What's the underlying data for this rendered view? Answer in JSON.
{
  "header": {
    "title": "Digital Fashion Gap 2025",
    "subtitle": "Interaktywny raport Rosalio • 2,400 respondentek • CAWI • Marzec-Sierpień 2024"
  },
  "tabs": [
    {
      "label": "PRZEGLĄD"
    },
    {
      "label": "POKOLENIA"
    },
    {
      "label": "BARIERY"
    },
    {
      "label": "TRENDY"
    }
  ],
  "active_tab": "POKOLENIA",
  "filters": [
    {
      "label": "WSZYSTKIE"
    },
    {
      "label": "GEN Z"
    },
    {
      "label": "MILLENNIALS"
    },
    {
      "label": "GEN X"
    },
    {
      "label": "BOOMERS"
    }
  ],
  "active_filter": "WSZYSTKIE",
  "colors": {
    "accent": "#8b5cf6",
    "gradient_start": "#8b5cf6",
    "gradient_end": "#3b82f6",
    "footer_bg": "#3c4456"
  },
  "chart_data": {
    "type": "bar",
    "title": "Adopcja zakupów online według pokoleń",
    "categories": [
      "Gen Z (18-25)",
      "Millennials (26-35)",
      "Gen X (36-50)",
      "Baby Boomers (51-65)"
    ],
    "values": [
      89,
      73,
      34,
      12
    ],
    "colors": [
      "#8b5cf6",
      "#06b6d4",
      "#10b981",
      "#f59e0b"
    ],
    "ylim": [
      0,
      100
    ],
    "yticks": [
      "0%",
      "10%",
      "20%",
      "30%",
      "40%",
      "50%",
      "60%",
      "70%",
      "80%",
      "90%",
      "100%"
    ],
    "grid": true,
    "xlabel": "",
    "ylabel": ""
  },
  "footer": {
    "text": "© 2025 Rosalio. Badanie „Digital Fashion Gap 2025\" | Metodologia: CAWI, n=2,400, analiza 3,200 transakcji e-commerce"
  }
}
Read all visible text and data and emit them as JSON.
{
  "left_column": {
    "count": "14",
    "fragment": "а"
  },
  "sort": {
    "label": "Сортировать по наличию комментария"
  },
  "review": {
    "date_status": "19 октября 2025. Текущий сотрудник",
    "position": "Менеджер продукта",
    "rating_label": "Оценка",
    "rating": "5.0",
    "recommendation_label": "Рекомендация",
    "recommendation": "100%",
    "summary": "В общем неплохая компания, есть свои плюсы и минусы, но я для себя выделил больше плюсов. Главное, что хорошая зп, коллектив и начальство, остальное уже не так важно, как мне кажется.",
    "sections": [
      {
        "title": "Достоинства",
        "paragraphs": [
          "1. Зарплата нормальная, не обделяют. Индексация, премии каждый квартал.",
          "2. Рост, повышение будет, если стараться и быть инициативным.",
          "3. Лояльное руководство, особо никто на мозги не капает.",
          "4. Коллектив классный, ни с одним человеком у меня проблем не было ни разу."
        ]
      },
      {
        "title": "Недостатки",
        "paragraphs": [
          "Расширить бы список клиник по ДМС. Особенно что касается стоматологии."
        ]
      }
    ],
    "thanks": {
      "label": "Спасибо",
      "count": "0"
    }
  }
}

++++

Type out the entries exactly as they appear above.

### Finished task
What's the underlying data for this rendered view? Answer in JSON.
{
  "header": {
    "title": "Digital Fashion Gap 2025",
    "subtitle": "Interaktywny raport Rosalio • 2,400 respondentek • CAWI • Marzec-Sierpień 2024"
  },
  "tabs": [
    {
      "label": "PRZEGLĄD"
    },
    {
      "label": "POKOLENIA"
    },
    {
      "label": "BARIERY"
    },
    {
      "label": "TRENDY"
    }
  ],
  "active_tab": "POKOLENIA",
  "filters": [
    {
      "label": "WSZYSTKIE"
    },
    {
      "label": "GEN Z"
    },
    {
      "label": "MILLENNIALS"
    },
    {
      "label": "GEN X"
    },
    {
      "label": "BOOMERS"
    }
  ],
  "active_filter": "WSZYSTKIE",
  "colors": {
    "accent": "#8b5cf6",
    "gradient_start": "#8b5cf6",
    "gradient_end": "#3b82f6",
    "footer_bg": "#3c4456"
  },
  "chart_data": {
    "type": "bar",
    "title": "Adopcja zakupów online według pokoleń",
    "categories": [
      "Gen Z (18-25)",
      "Millennials (26-35)",
      "Gen X (36-50)",
      "Baby Boomers (51-65)"
    ],
    "values": [
      89,
      73,
      34,
      12
    ],
    "colors": [
      "#8b5cf6",
      "#06b6d4",
      "#10b981",
      "#f59e0b"
    ],
    "ylim": [
      0,
      100
    ],
    "yticks": [
      "0%",
      "10%",
      "20%",
      "30%",
      "40%",
      "50%",
      "60%",
      "70%",
      "80%",
      "90%",
      "100%"
    ],
    "grid": true,
    "xlabel": "",
    "ylabel": ""
  },
  "footer": {
    "text": "© 2025 Rosalio. Badanie „Digital Fashion Gap 2025\" | Metodologia: CAWI, n=2,400, analiza 3,200 transakcji e-commerce"
  }
}
Read all visible text and data and emit them as JSON.
{
  "left_column": {
    "count": "14",
    "fragment": "а"
  },
  "sort": {
    "label": "Сортировать по наличию комментария"
  },
  "review": {
    "date_status": "19 октября 2025. Текущий сотрудник",
    "position": "Менеджер продукта",
    "rating_label": "Оценка",
    "rating": "5.0",
    "recommendation_label": "Рекомендация",
    "recommendation": "100%",
    "summary": "В общем неплохая компания, есть свои плюсы и минусы, но я для себя выделил больше плюсов. Главное, что хорошая зп, коллектив и начальство, остальное уже не так важно, как мне кажется.",
    "sections": [
      {
        "title": "Достоинства",
        "paragraphs": [
          "1. Зарплата нормальная, не обделяют. Индексация, премии каждый квартал.",
          "2. Рост, повышение будет, если стараться и быть инициативным.",
          "3. Лояльное руководство, особо никто на мозги не капает.",
          "4. Коллектив классный, ни с одним человеком у меня проблем не было ни разу."
        ]
      },
      {
        "title": "Недостатки",
        "paragraphs": [
          "Расширить бы список клиник по ДМС. Особенно что касается стоматологии."
        ]
      }
    ],
    "thanks": {
      "label": "Спасибо",
      "count": "0"
    }
  }
}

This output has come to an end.